The carbonate deposits that formed on the ancient hydraulic structures are an important tool for the researchers for archaeological reconstructions. In an earlier project, the team led by Professor Cees Passchier was able to show that the flour from the Barbegal mills was probably used to make ship biscuits. "The carbonate deposits give us extremely exciting insights into the skills of Roman technicians at a time that can be seen as the direct predecessor of our civilization," added Passchier, Professor of Tectonic Physics and Structural Geology at the JGU Institute of Geosciences from 1993 to 2019, now Senior Research Professor in Geoarchaeology.

Thursday, November 12, 2020

King David-era fort unearthed in Golan Heights

Archaeologists believe the complex was built by the Aramean Kingdom of Geshur.
Ofri Eitan of the Kfar Hanasi pre-military academy next to the engraved stone at the site of the ancient fortified building complex uncovered in the Golan Heights, November 2020. Credit: Tidhar Moav/Israel Antiquities Authority.

Ofri Eitan of the Kfar Hanasi pre-military academy next to the engraved stone at the site of the ancient fortified building complex uncovered in the Golan Heights, November 2020. Credit: Tidhar Moav/Israel Antiquities Authority.

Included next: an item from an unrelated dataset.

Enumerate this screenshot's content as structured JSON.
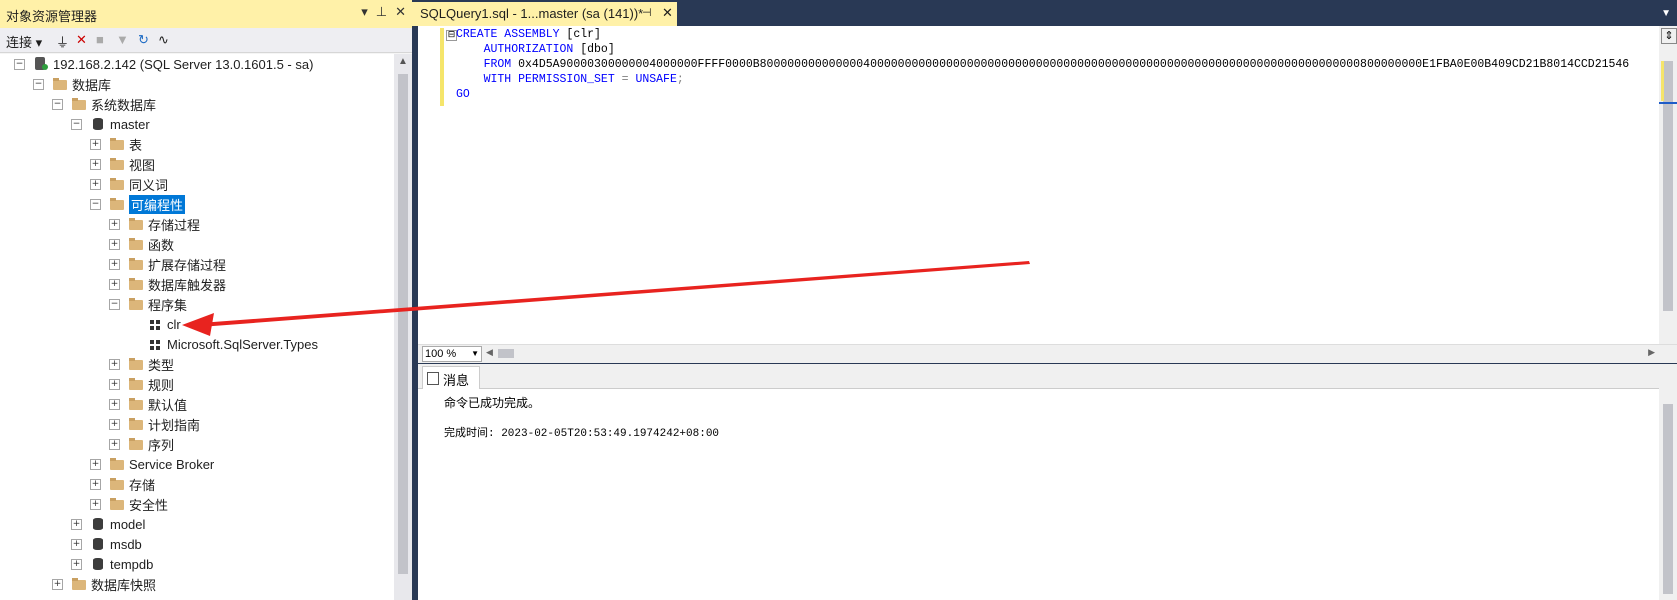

A fortified building complex from the time of King David has been discovered in the southern Golan Heights, the Israel Antiquities Authority (IAA) announced on Wednesday.

The archaeologists who uncovered the complex during IAA excavations in Moshav Haspin assess that it was a fort built by the Kingdom of Geshur (Iron Age, 11th-10th centuries BCE).

According to IAA excavation directors Barak Tzin and Enno Bron, the fortified structure was built strategically on a hilltop above the Nahal El Al Reserve and encompassed by 5-foot-thick walls made of basalt boulders.

“In the excavation, we were astonished to make a rare and exciting find: a large basalt stone with a schematic engraving of two horned figures with outspread arms,” they said.

The IAA noted that a similar horned figure with outstretched arms was discovered on a cultic stone stele—uncovered last year during the Bethsaida Expedition Project, just north of the Sea of Galilee—next to a raised platform adjacent to the city gate. Since the Haspin stone was situated on a shelf next to the fort’s entrance, with two such horned figures depicted on it, the archaeologists speculated that “a person who saw the impressive Bethsaida stele [may have] decided to create a local copy of [it].”

The IAA explained that Bethsaida, a fortified city, is considered by scholars to have been the capital of the Aramean Kingdom of Geshur, which ruled the central and southern Golan 3,000 years ago. The Bible recounts that the kingdom enjoyed diplomatic relations with the House of David and that one of David’s wives was Maacah, the daughter of Talmi, king of Geshur.

According to the IAA, while cities of the Kingdom of Geshur, such as Tel En Gev, Tel Hadar and Tel Sorag, are known to have existed along the shores of the Sea of Galilee, hardly any such sites from the Iron Age have been found in the Golan Heights. The discovery of the Haspin complex is thus spurring new research in the area.